To create vinyl prints, a machine known as a vinyl cutter must be programmed to recognize cut lines on an artwork and detect them automatically. However, its price can depend on your needs, though standard home printers and exacto knives may also work.
Vinyl printing uses vector graphics instead of bitmap images like those produced by inkjet and laser printers, providing cleaner lines that scale well as sizes increase without losing their crispness or becoming blurry. Furthermore, this form of graphic offers greater flexibility than traditional photographic prints.
Vinyl makes for long-term logo creation as it is waterproof and easily applied to most surfaces – perfect for large format prints such as T-shirts that may be worn by hundreds over an extended period.
Vinyl signage is an effective and economical way to market your business or event – whether that means unveiling new merchandise, hosting a vital sale, or spreading the word about an announcement or sale. Easy to use, economical, and professional-looking, it makes vinyl an attractive solution for businesses that want their message out there.
What are the benefits?
Vinyl prints offer high resolution and versatility, from retail store signage to office signs. Their long-term durability makes them the ideal solution. Furthermore, photo-quality images can be printed directly on them for a premium appearance that will certainly impress clients and potential customers.
One of the significant advantages of vinyl prints for businesses with limited time or resources is that they can be produced quickly and efficiently, providing them with fast product distribution while giving confidence in knowing the print will look its best.

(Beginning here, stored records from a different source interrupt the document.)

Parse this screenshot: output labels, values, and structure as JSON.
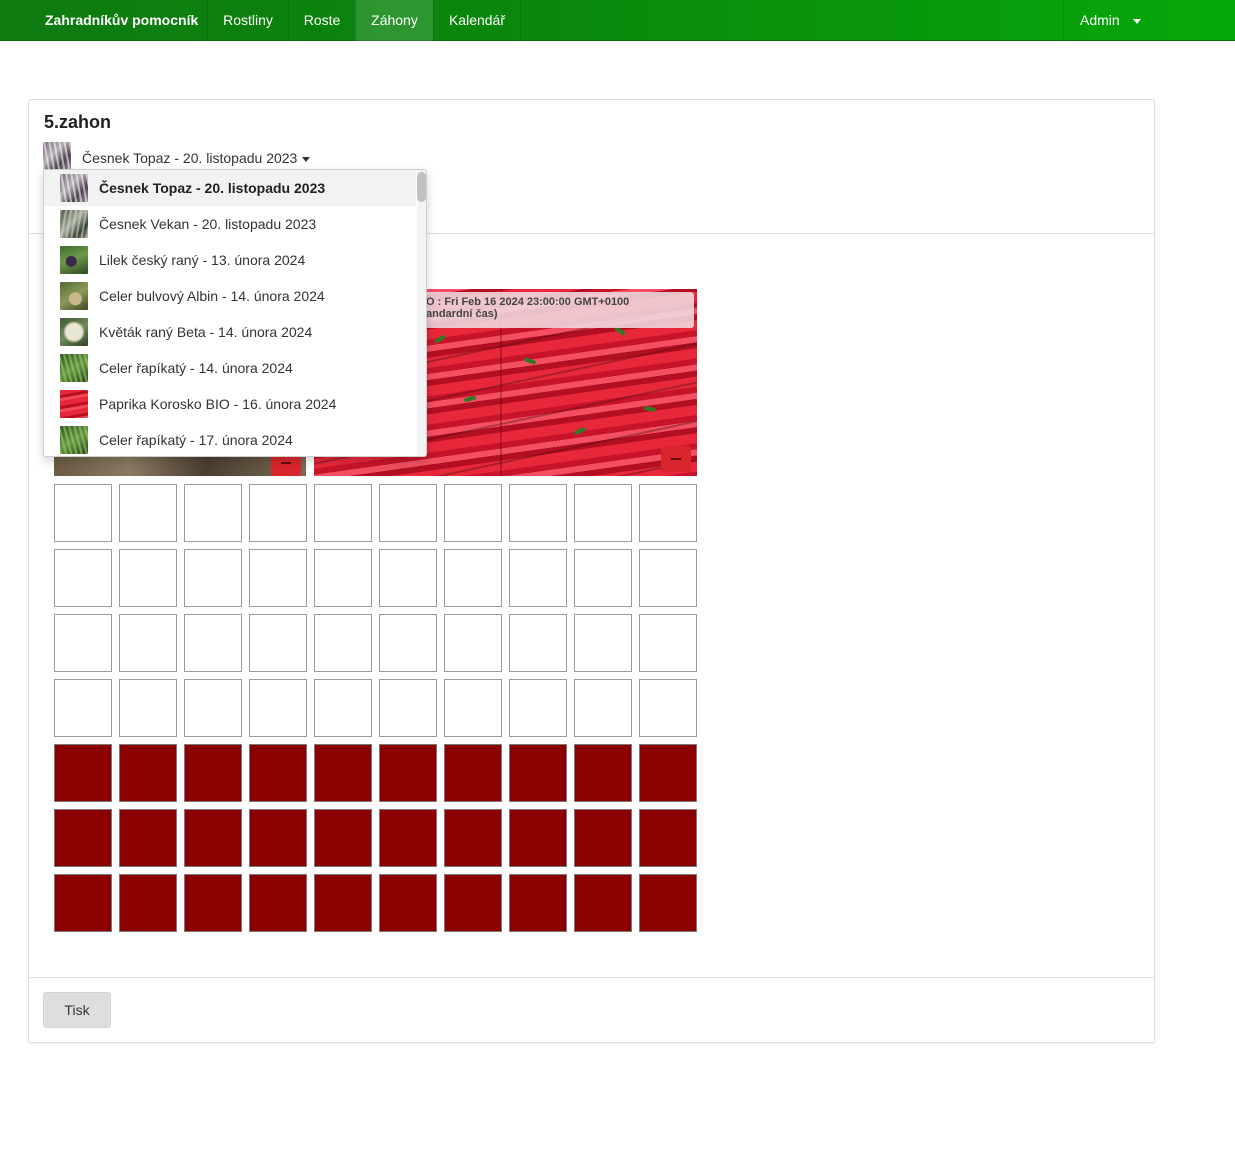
{
  "navbar": {
    "brand": "Zahradníkův pomocník",
    "items": [
      {
        "label": "Rostliny",
        "active": false
      },
      {
        "label": "Roste",
        "active": false
      },
      {
        "label": "Záhony",
        "active": true
      },
      {
        "label": "Kalendář",
        "active": false
      }
    ],
    "user": "Admin"
  },
  "bed": {
    "title": "5.zahon",
    "select": {
      "value": "Česnek Topaz - 20. listopadu 2023",
      "thumb_icon": "garlic-thumbnail"
    },
    "dropdown_options": [
      {
        "label": "Česnek Topaz - 20. listopadu 2023",
        "icon": "garlic-thumbnail",
        "selected": true
      },
      {
        "label": "Česnek Vekan - 20. listopadu 2023",
        "icon": "garlic-thumbnail",
        "selected": false
      },
      {
        "label": "Lilek český raný - 13. února 2024",
        "icon": "eggplant-thumbnail",
        "selected": false
      },
      {
        "label": "Celer bulvový Albin - 14. února 2024",
        "icon": "celery-root-thumbnail",
        "selected": false
      },
      {
        "label": "Květák raný Beta - 14. února 2024",
        "icon": "cauliflower-thumbnail",
        "selected": false
      },
      {
        "label": "Celer řapíkatý - 14. února 2024",
        "icon": "celery-thumbnail",
        "selected": false
      },
      {
        "label": "Paprika Korosko BIO - 16. února 2024",
        "icon": "pepper-thumbnail",
        "selected": false
      },
      {
        "label": "Celer řapíkatý - 17. února 2024",
        "icon": "celery-thumbnail",
        "selected": false
      }
    ],
    "planting_tooltip": {
      "line1": "O : Fri Feb 16 2024 23:00:00 GMT+0100",
      "line2": "andardní čas)"
    },
    "grid": {
      "columns": 10,
      "empty_rows": 4,
      "filled_rows": 3,
      "filled_color": "#8b0000"
    },
    "print_button": "Tisk"
  },
  "colors": {
    "navbar": "#0a8a0c",
    "planted_cell": "#8b0000",
    "remove_button": "#d9262c"
  }
}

Vinyl printmaking can also be beneficial to the environment since vinyl comes from renewable resources and can be recycled again and again. This makes vinyl an environmentally friendly option compared to many forms of plastic that originate from crude oil sources and take an extended period to decompose after they’ve been disposed of.
Vinyl material is durable and easy to clean, making it a suitable option for commercial settings. Vinyl signage, such as shop signs and banners, is often used weatherproof and wind-proof for years after installation, providing businesses with lasting benefits that keep their brand visible to potential customers.
Vinyl production costs are highly affordable due to being made up of repeating essential molecules called monomers, similar to how any polymer is composed of repeating important molecules called monomers. Polymers can be produced from many natural and synthetic sources alike; vinyl stands out as it only partially derives its materials from hydrocarbon sources such as petroleum, natural gas, and coal; the rest comes from chlorine found in naturally occurring saltwater sources; this means it is less sensitive to fluctuations in world oil price than polymers based entirely on hydrocarbon feedstocks.
What are the disadvantages?
One of the primary disadvantages of vinyl printmaking is its time-consuming nature. You have to cut, weed, and heat each panel for each garment that needs printing – this process takes a considerable amount of space in which to work; however, this method works well for smaller productions as no large printing machine is needed for its completion.
Another major downside of artmaking is that it involves many harmful chemicals, which are detrimental to one’s health. Acidic solutions used for etchings and aquatints are toxic for your eyes, skin, and lungs and can even lead to long-term damage; similarly, photosensitive emulsions used for screen printing and cyanotype can become dangerous when exposed for extended periods.
Screen and digital printing inks are volatile, meaning they evaporate into the air quickly and pollute your workspace or surrounding environment. Some inks contain dangerous toxins like ammonia and cyanide; meanwhile, there are healthier, eco-friendly options such as sugar-lift aquatint or metal salt etching available as alternatives.